WASHINGTON — Women’s apparel prices at retail and wholesale showed only marginal inflation in March.
The Labor Department reported Wednesday in its Consumer Price Index that retail prices for women’s apparel in March increased a seasonally adjusted 0.5 percent against February but were down 0.9 percent against March 1993 levels. Prices for all goods increased 0.3 percent for the month and 2.5 percent from year-earlier levels.
Wholesale prices for U.S.-manufactured women’s apparel in March increased a seasonally adjusted 0.2 percent against February, the same increase seen for all finished goods, while prices for textiles at the producer level were down 0.1 percent.
Compared to March 1993, women’s apparel prices at wholesale were up 0.1 percent, and textile prices were off 0.1 percent. Wholesale prices for all finished goods were up 0.2 percent over the 12-month period.
Carl Priestland, economist with the American Apparel Manufacturers Association, said the slight inflation at the producer and retail levels bodes well for a continued strengthening of the economy.
“It’s not the same kind of robust recovery we’ve seen. We’re not rushing out of recession, which provides better grounding for further growth instead of what you get when the economy takes off and inflation takes hold,” Priestland said.
Overall, apparel prices at retail increased 0.8 percent and were down 0.5 percent from March 1993, while girls’ apparel prices were up 0.5 percent for the month and down 0.7 percent over the year. Men’s wear prices were unchanged for the month and down 2.4 percent over the 12-month period.
The year-to-year declines in retail apparel prices are unusual, given that March is typically the month for full-price spring introductions, a Labor analyst said. By comparison, women’s apparel prices last March were up 4.1 percent against March 1992. In March 1991, women’s apparel prices posted a 12-month increase of 2.9 percent.
Among the women’s apparel categories with notable retail price fluctuations were coats and jackets, down 1.3 percent for the month and down 3.6 percent from March 1993; and dresses, down 4.7 percent in March and down 2 percent over the 12-month period.
Retail prices for separates and sportswear increased 2.2 percent for the month and 2.4 percent from March 1993, as suits increased 1.8 percent last month and 5.6 percent over the year.
Meanwhile, wholesale prices for all apparel were unchanged in March against February and were up 0.2 percent over the year.
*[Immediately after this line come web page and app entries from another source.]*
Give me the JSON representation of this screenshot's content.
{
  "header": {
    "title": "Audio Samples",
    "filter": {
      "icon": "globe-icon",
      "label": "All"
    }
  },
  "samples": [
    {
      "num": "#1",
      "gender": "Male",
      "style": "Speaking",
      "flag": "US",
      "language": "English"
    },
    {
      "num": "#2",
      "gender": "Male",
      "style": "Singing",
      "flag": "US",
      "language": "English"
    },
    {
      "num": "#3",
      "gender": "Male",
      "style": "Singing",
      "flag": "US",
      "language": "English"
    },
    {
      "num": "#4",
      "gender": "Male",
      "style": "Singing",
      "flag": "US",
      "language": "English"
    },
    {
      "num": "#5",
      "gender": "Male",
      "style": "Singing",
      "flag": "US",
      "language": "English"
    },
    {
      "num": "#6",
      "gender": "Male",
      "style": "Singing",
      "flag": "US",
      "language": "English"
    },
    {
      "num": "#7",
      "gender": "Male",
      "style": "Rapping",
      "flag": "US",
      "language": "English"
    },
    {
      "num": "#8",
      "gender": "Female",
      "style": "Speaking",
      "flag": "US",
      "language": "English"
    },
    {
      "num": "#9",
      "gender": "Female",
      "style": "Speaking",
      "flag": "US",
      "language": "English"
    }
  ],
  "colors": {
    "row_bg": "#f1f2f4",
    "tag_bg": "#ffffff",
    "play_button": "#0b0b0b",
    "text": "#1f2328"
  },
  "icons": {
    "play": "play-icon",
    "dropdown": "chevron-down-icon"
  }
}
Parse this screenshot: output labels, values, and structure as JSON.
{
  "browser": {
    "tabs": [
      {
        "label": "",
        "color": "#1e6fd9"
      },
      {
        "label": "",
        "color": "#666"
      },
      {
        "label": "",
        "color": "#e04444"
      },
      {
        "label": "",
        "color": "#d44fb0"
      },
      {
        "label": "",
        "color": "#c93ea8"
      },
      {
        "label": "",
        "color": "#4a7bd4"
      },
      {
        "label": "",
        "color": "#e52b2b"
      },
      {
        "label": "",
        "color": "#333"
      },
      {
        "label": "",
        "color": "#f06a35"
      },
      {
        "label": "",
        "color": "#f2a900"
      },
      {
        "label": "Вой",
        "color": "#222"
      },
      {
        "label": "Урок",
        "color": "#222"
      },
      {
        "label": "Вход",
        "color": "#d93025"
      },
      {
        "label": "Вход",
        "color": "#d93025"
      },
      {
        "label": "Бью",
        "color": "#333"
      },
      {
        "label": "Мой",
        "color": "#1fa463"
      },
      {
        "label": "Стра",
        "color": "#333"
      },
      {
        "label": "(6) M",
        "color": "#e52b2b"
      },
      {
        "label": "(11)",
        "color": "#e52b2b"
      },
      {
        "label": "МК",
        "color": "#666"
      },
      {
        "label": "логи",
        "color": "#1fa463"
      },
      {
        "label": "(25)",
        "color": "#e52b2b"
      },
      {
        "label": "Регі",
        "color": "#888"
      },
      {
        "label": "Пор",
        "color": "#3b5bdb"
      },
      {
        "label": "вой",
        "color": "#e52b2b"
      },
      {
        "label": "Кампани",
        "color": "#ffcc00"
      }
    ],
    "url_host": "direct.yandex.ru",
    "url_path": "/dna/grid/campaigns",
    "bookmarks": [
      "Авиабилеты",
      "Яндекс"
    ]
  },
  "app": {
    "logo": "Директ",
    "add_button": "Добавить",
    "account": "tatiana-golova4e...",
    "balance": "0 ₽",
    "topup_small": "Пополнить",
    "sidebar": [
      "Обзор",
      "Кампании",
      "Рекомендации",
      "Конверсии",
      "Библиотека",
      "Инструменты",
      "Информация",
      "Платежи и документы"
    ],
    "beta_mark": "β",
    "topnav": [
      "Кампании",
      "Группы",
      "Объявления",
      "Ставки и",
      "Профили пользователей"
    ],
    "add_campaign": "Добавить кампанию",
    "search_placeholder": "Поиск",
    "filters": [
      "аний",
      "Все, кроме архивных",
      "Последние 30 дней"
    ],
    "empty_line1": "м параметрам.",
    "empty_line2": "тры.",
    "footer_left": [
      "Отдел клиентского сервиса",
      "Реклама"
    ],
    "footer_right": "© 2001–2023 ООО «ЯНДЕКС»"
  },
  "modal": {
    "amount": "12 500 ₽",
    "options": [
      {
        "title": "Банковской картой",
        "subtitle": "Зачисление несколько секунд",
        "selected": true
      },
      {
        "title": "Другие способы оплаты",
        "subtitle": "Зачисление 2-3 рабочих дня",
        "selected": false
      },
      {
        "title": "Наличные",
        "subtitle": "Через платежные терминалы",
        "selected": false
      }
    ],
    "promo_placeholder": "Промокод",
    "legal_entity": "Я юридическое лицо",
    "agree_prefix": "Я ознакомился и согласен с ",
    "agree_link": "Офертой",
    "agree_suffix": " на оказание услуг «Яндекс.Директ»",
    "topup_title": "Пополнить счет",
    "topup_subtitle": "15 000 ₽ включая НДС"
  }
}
In addition, prices for men’s and boys’ apparel at the producer level were unchanged for the month and were up 0.3 percent from year-ago levels. Wholesale prices for girls’, children’s and infants’ apparel in March increased 0.3 percent and 0.2 percent from year-ago levels.
Women’s apparel categories experiencing notable wholesale price fluctuations were sweaters, jackets and jerseys, up 0.8 percent for the month and 0.8 percent over the year; slacks, down 0.2 percent from February and 3.4 percent from March 1993; and blouses and shirts, down 0.3 percent from February and up 3.5 percent over the 12-month period.
Inflation in the domestic textile industry has been nonexistent, with prices declining about 0.1 percent monthly for five months, said Dave Link, economist with the American Textile Manufacturers Institute. Link was surprised to see wholesale textile prices decline in March, given that cotton and man-made prices have been on the rise.